------ Extracted entries

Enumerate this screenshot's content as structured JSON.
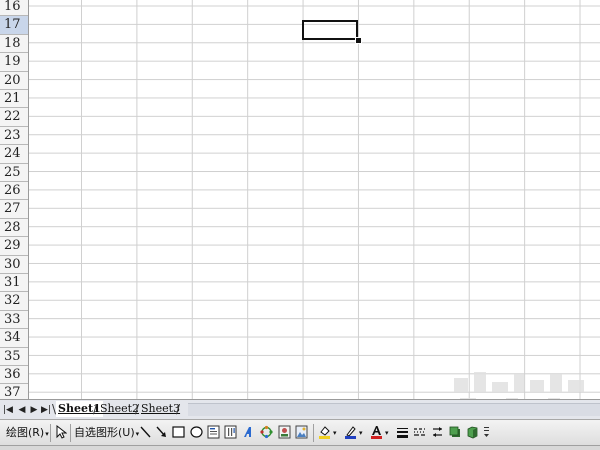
{
  "grid": {
    "rows": [
      "16",
      "17",
      "18",
      "19",
      "20",
      "21",
      "22",
      "23",
      "24",
      "25",
      "26",
      "27",
      "28",
      "29",
      "30",
      "31",
      "32",
      "33",
      "34",
      "35",
      "36",
      "37"
    ],
    "active_row": "17"
  },
  "sheet_tabs": [
    "Sheet1",
    "Sheet2",
    "Sheet3"
  ],
  "tab_nav": {
    "first": "|◀",
    "prev": "◀",
    "next": "▶",
    "last": "▶|"
  },
  "toolbar": {
    "draw_label": "绘图(R)",
    "autoshapes_label": "自选图形(U)",
    "dropdown_arrow": "▾"
  },
  "colors": {
    "fill_color": "#f0d020",
    "line_color": "#2040c0",
    "font_color": "#d02020",
    "active_row_header": "#c9d6ea"
  }
}
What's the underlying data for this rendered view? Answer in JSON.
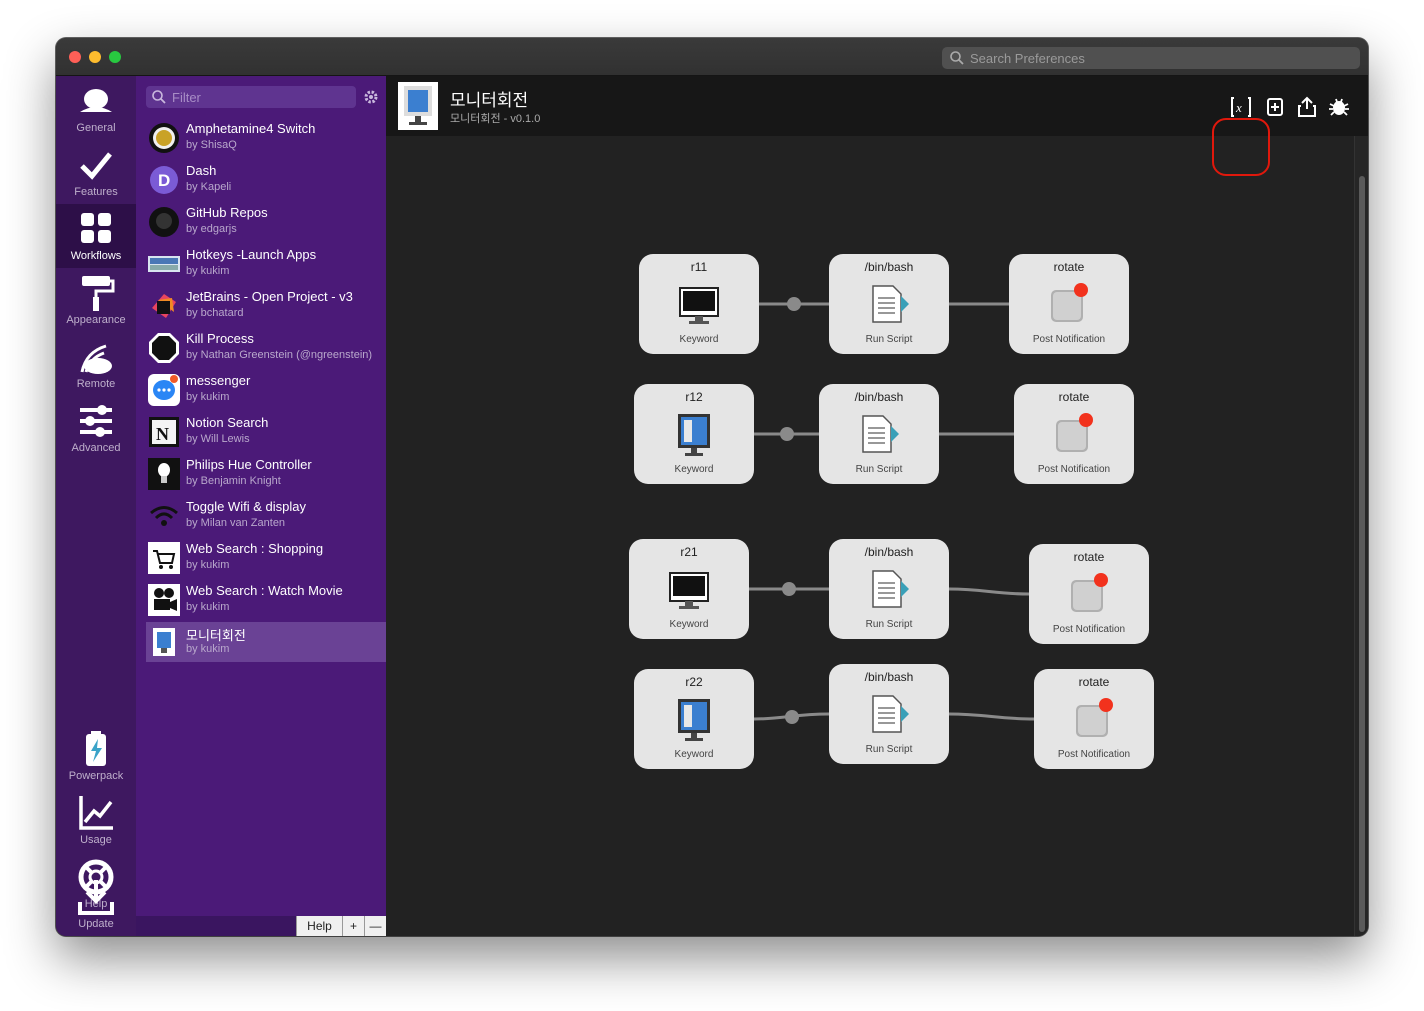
{
  "window": {
    "search_placeholder": "Search Preferences"
  },
  "nav": {
    "items": [
      {
        "label": "General",
        "icon": "person-icon"
      },
      {
        "label": "Features",
        "icon": "checkmark-icon"
      },
      {
        "label": "Workflows",
        "icon": "grid-icon"
      },
      {
        "label": "Appearance",
        "icon": "paint-roller-icon"
      },
      {
        "label": "Remote",
        "icon": "remote-icon"
      },
      {
        "label": "Advanced",
        "icon": "sliders-icon"
      },
      {
        "label": "Powerpack",
        "icon": "battery-icon"
      },
      {
        "label": "Usage",
        "icon": "chart-icon"
      },
      {
        "label": "Help",
        "icon": "lifebuoy-icon"
      },
      {
        "label": "Update",
        "icon": "download-icon"
      }
    ]
  },
  "list": {
    "filter_placeholder": "Filter",
    "workflows": [
      {
        "title": "Amphetamine4 Switch",
        "author": "by ShisaQ"
      },
      {
        "title": "Dash",
        "author": "by Kapeli"
      },
      {
        "title": "GitHub Repos",
        "author": "by edgarjs"
      },
      {
        "title": "Hotkeys -Launch Apps",
        "author": "by kukim"
      },
      {
        "title": "JetBrains - Open Project - v3",
        "author": "by bchatard"
      },
      {
        "title": "Kill Process",
        "author": "by Nathan Greenstein (@ngreenstein)"
      },
      {
        "title": "messenger",
        "author": "by kukim"
      },
      {
        "title": "Notion Search",
        "author": "by Will Lewis"
      },
      {
        "title": "Philips Hue Controller",
        "author": "by Benjamin Knight"
      },
      {
        "title": "Toggle Wifi & display",
        "author": "by Milan van Zanten"
      },
      {
        "title": "Web Search : Shopping",
        "author": "by kukim"
      },
      {
        "title": "Web Search : Watch Movie",
        "author": "by kukim"
      },
      {
        "title": "모니터회전",
        "author": "by kukim"
      }
    ],
    "footer": {
      "help": "Help",
      "add": "+",
      "remove": "—"
    }
  },
  "main": {
    "title": "모니터회전",
    "subtitle": "모니터회전 - v0.1.0",
    "toolbar": [
      "variables-icon",
      "add-object-icon",
      "share-icon",
      "debug-icon"
    ],
    "rows": [
      {
        "keyword": {
          "title": "r11",
          "type": "Keyword",
          "icon": "monitor-icon"
        },
        "script": {
          "title": "/bin/bash",
          "type": "Run Script"
        },
        "notify": {
          "title": "rotate",
          "type": "Post Notification"
        }
      },
      {
        "keyword": {
          "title": "r12",
          "type": "Keyword",
          "icon": "workflow-icon"
        },
        "script": {
          "title": "/bin/bash",
          "type": "Run Script"
        },
        "notify": {
          "title": "rotate",
          "type": "Post Notification"
        }
      },
      {
        "keyword": {
          "title": "r21",
          "type": "Keyword",
          "icon": "monitor-icon"
        },
        "script": {
          "title": "/bin/bash",
          "type": "Run Script"
        },
        "notify": {
          "title": "rotate",
          "type": "Post Notification"
        }
      },
      {
        "keyword": {
          "title": "r22",
          "type": "Keyword",
          "icon": "workflow-icon"
        },
        "script": {
          "title": "/bin/bash",
          "type": "Run Script"
        },
        "notify": {
          "title": "rotate",
          "type": "Post Notification"
        }
      }
    ]
  },
  "colors": {
    "sidebar": "#3e1860",
    "list": "#4b1a78",
    "selected": "#6a4295",
    "canvas": "#222222",
    "highlight": "#e0180c"
  }
}
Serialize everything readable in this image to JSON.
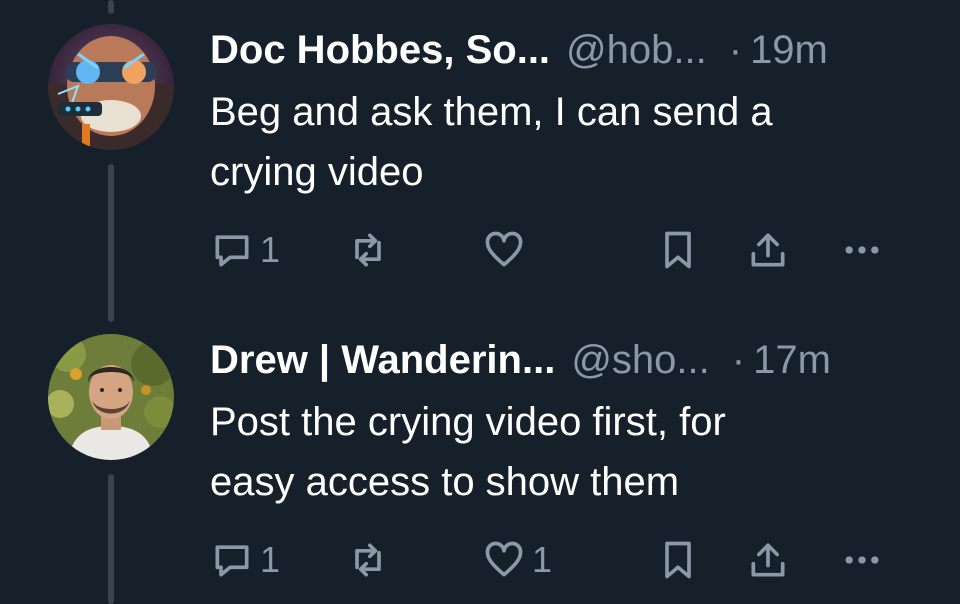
{
  "replies": [
    {
      "display_name": "Doc Hobbes, So...",
      "handle": "@hob...",
      "separator": "·",
      "time": "19m",
      "text_line1": "Beg and ask them, I can send a",
      "text_line2": "crying video",
      "reply_count": "1",
      "retweet_count": "",
      "like_count": ""
    },
    {
      "display_name": "Drew | Wanderin...",
      "handle": "@sho...",
      "separator": "·",
      "time": "17m",
      "text_line1": "Post the crying video first, for",
      "text_line2": "easy access to show them",
      "reply_count": "1",
      "retweet_count": "",
      "like_count": "1"
    }
  ],
  "icons": {
    "reply": "speech-bubble-icon",
    "retweet": "retweet-icon",
    "like": "heart-icon",
    "bookmark": "bookmark-icon",
    "share": "share-icon",
    "more": "more-icon"
  },
  "colors": {
    "background": "#15202b",
    "text_primary": "#ffffff",
    "text_secondary": "#8b98a5",
    "thread_line": "#38444d"
  }
}
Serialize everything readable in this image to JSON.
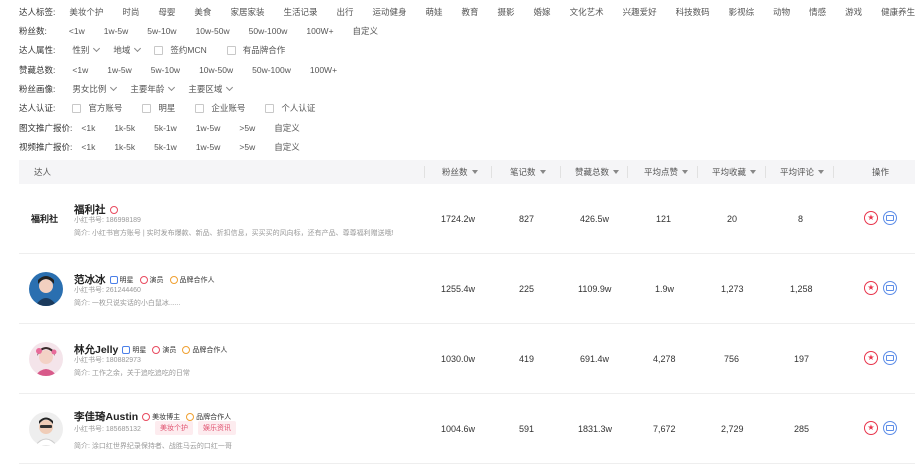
{
  "filters": {
    "category": {
      "label": "达人标签:",
      "options": [
        "美妆个护",
        "时尚",
        "母婴",
        "美食",
        "家居家装",
        "生活记录",
        "出行",
        "运动健身",
        "萌娃",
        "教育",
        "摄影",
        "婚嫁",
        "文化艺术",
        "兴趣爱好",
        "科技数码",
        "影视综",
        "动物",
        "情感",
        "游戏",
        "健康养生"
      ]
    },
    "fans": {
      "label": "粉丝数:",
      "options": [
        "<1w",
        "1w-5w",
        "5w-10w",
        "10w-50w",
        "50w-100w",
        "100W+",
        "自定义"
      ]
    },
    "attributes": {
      "label": "达人属性:",
      "gender": "性别",
      "region": "地域",
      "checks": [
        "签约MCN",
        "有品牌合作"
      ]
    },
    "likes": {
      "label": "赞藏总数:",
      "options": [
        "<1w",
        "1w-5w",
        "5w-10w",
        "10w-50w",
        "50w-100w",
        "100W+"
      ]
    },
    "portrait": {
      "label": "粉丝画像:",
      "selects": [
        "男女比例",
        "主要年龄",
        "主要区域"
      ]
    },
    "auth": {
      "label": "达人认证:",
      "checks": [
        "官方账号",
        "明星",
        "企业账号",
        "个人认证"
      ]
    },
    "image_price": {
      "label": "图文推广报价:",
      "options": [
        "<1k",
        "1k-5k",
        "5k-1w",
        "1w-5w",
        ">5w",
        "自定义"
      ]
    },
    "video_price": {
      "label": "视频推广报价:",
      "options": [
        "<1k",
        "1k-5k",
        "5k-1w",
        "1w-5w",
        ">5w",
        "自定义"
      ]
    }
  },
  "table": {
    "headers": {
      "kol": "达人",
      "fans": "粉丝数",
      "notes": "笔记数",
      "likes_total": "赞藏总数",
      "avg_likes": "平均点赞",
      "avg_collect": "平均收藏",
      "avg_comment": "平均评论",
      "ops": "操作"
    },
    "rows": [
      {
        "logo": "福利社",
        "name": "福利社",
        "badges": [],
        "id_line": "小红书号: 186998189",
        "tags": [],
        "intro": "简介: 小红书官方账号 | 实时发布爆款、新品、折扣信息，买买买的风向标，还有产品、尊尊福利赠送哦!",
        "fans": "1724.2w",
        "notes": "827",
        "likes_total": "426.5w",
        "avg_likes": "121",
        "avg_collect": "20",
        "avg_comment": "8"
      },
      {
        "name": "范冰冰",
        "badges": [
          "明星",
          "演员",
          "品牌合作人"
        ],
        "id_line": "小红书号: 261244460",
        "tags": [],
        "intro": "简介: 一枚只说实话的小白鼠冰......",
        "fans": "1255.4w",
        "notes": "225",
        "likes_total": "1109.9w",
        "avg_likes": "1.9w",
        "avg_collect": "1,273",
        "avg_comment": "1,258"
      },
      {
        "name": "林允Jelly",
        "badges": [
          "明星",
          "演员",
          "品牌合作人"
        ],
        "id_line": "小红书号: 180882973",
        "tags": [],
        "intro": "简介: 工作之余，关于追吃追吃的日常",
        "fans": "1030.0w",
        "notes": "419",
        "likes_total": "691.4w",
        "avg_likes": "4,278",
        "avg_collect": "756",
        "avg_comment": "197"
      },
      {
        "name": "李佳琦Austin",
        "badges": [
          "美妆博主",
          "品牌合作人"
        ],
        "id_line": "小红书号: 185685132",
        "tags": [
          "美妆个护",
          "娱乐资讯"
        ],
        "intro": "简介: 涂口红世界纪录保持者、战胜马云的口红一哥",
        "fans": "1004.6w",
        "notes": "591",
        "likes_total": "1831.3w",
        "avg_likes": "7,672",
        "avg_collect": "2,729",
        "avg_comment": "285"
      }
    ]
  }
}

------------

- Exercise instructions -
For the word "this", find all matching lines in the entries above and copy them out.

- Output of the task -
Enumerate this screenshot's content as structured JSON.
What's the underlying data for this rendered view? Answer in JSON.
Serialize everything readable in this image to JSON.
Serialize everything readable in this image to JSON.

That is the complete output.